▸ ACTION ITEM: For the entries that follow, report how many lines include the word "String" and add nothing.

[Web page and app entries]
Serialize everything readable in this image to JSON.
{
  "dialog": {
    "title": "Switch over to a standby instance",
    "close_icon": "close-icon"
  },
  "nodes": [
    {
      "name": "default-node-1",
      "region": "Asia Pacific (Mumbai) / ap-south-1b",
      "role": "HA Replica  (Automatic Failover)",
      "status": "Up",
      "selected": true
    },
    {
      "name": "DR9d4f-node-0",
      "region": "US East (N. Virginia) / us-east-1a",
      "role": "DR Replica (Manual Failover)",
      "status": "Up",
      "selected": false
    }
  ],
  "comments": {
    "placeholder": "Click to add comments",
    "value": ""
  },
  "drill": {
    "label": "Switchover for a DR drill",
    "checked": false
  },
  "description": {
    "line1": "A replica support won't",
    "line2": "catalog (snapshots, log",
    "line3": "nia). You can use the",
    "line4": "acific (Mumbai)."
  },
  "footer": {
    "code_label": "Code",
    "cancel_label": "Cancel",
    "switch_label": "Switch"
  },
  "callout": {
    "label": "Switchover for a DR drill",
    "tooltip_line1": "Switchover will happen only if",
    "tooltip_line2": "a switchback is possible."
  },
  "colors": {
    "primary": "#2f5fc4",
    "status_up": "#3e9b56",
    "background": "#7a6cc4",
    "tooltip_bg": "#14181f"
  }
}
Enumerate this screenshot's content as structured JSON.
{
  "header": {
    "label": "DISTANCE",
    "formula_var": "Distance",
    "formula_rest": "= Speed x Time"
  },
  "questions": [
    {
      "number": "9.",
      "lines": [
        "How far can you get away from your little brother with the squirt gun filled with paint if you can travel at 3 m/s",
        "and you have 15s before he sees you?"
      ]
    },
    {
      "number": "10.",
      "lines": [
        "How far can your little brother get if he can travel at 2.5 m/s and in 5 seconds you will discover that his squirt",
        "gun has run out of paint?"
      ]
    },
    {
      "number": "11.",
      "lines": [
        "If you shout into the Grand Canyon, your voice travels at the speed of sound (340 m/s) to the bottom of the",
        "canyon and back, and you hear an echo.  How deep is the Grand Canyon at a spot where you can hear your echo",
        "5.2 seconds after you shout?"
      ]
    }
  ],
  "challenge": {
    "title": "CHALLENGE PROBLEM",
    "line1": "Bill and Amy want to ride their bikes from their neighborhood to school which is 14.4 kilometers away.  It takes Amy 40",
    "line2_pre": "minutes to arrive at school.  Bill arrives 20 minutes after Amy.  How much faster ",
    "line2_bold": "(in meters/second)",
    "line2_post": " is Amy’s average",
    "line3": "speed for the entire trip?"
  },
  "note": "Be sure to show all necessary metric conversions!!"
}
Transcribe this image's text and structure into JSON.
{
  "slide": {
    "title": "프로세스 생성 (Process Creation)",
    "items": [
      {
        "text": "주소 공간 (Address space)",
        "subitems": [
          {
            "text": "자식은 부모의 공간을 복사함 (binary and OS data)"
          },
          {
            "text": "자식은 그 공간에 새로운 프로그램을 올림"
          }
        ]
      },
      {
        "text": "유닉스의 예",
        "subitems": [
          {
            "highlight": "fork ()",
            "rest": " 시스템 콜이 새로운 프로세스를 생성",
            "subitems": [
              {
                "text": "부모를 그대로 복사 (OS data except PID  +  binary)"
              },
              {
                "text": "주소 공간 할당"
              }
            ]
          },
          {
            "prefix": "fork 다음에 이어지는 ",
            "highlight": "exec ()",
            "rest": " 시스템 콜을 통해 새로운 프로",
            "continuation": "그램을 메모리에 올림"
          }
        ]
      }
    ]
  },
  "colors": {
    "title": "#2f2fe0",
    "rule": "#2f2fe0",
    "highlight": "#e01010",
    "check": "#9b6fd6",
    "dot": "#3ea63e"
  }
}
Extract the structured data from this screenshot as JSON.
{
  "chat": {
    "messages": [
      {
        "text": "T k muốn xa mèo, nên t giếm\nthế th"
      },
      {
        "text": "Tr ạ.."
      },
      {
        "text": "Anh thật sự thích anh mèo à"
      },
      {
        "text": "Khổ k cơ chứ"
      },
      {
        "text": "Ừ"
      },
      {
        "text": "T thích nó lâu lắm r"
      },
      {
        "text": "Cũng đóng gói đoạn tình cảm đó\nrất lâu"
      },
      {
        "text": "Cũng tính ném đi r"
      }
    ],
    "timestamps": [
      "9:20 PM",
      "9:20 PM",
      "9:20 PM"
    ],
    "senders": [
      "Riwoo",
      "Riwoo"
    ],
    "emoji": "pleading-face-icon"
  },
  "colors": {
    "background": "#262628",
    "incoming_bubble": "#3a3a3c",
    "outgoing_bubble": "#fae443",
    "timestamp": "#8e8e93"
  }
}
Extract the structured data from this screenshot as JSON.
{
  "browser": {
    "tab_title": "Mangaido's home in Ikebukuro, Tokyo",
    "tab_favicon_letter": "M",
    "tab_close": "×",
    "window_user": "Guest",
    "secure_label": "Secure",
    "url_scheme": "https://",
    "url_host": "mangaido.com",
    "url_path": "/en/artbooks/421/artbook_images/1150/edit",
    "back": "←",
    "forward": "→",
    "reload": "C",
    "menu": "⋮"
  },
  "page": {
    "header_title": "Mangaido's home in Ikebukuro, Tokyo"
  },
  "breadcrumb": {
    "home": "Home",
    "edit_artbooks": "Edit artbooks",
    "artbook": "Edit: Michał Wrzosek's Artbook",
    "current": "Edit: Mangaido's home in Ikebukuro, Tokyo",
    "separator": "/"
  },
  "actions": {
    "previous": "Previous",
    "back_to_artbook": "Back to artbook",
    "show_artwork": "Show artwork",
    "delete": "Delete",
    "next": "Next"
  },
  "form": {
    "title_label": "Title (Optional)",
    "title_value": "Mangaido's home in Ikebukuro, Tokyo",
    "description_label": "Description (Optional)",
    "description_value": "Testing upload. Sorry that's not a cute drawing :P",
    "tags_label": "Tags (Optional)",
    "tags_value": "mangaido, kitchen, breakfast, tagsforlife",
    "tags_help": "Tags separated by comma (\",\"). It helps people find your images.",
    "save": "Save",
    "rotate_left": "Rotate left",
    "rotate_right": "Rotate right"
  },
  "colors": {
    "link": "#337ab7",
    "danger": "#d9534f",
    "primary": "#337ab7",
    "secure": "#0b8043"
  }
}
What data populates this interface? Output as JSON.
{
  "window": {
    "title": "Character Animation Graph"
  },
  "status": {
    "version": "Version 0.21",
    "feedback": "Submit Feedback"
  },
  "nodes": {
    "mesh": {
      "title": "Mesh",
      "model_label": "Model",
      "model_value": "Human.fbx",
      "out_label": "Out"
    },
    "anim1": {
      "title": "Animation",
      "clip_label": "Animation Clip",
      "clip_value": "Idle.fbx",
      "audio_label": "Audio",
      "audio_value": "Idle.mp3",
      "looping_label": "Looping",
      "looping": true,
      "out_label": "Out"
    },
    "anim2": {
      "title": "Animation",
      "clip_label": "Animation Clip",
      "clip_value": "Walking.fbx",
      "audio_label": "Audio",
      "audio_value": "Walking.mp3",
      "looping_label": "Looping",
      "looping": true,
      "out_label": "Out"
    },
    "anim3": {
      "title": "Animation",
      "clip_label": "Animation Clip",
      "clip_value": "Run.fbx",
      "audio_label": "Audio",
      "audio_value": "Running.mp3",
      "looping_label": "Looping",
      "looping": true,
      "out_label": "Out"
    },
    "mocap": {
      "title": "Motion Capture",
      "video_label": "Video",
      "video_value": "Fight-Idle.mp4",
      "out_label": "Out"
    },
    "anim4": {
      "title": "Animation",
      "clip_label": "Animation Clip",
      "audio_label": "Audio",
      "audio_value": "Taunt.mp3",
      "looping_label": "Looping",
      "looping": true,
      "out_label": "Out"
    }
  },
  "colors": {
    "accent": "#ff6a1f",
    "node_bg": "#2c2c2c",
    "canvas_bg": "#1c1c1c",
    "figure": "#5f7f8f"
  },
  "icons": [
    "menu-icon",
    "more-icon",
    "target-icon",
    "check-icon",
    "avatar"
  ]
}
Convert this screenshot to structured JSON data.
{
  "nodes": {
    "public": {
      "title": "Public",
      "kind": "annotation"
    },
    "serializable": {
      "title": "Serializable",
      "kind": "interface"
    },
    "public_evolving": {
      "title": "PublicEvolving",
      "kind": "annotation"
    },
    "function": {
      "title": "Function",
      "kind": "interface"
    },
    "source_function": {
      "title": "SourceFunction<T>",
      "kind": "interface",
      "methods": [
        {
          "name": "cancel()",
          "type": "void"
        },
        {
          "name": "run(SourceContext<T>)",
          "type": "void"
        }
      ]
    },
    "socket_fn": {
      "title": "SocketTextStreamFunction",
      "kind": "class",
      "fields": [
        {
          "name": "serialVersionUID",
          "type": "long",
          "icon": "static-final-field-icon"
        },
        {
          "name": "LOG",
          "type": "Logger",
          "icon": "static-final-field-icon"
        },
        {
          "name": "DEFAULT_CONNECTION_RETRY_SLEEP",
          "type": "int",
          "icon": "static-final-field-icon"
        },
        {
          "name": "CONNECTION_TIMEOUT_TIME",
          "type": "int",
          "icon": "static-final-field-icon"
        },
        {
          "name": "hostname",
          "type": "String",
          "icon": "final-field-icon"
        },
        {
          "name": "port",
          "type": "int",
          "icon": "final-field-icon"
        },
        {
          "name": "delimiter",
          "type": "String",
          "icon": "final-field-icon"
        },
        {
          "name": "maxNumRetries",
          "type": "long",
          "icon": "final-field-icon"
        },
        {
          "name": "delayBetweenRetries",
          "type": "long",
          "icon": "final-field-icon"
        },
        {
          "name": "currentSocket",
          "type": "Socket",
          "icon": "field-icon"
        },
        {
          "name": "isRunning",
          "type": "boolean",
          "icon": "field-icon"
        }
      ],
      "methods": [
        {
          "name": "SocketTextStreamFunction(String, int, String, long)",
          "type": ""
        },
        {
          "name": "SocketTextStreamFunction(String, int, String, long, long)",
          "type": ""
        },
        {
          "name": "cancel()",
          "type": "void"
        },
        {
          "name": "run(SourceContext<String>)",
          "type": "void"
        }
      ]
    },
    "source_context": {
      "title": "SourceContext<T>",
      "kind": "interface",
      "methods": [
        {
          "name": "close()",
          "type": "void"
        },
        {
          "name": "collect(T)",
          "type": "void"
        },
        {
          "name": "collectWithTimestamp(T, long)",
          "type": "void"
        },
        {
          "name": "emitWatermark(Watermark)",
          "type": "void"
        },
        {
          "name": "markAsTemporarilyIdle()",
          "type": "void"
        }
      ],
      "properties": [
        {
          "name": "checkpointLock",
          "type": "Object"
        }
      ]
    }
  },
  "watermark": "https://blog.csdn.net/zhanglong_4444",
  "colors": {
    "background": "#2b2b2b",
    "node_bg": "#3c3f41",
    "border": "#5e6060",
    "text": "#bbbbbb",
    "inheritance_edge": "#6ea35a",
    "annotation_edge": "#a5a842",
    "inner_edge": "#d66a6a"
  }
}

▸ ANSWER TO THIS TASK: 5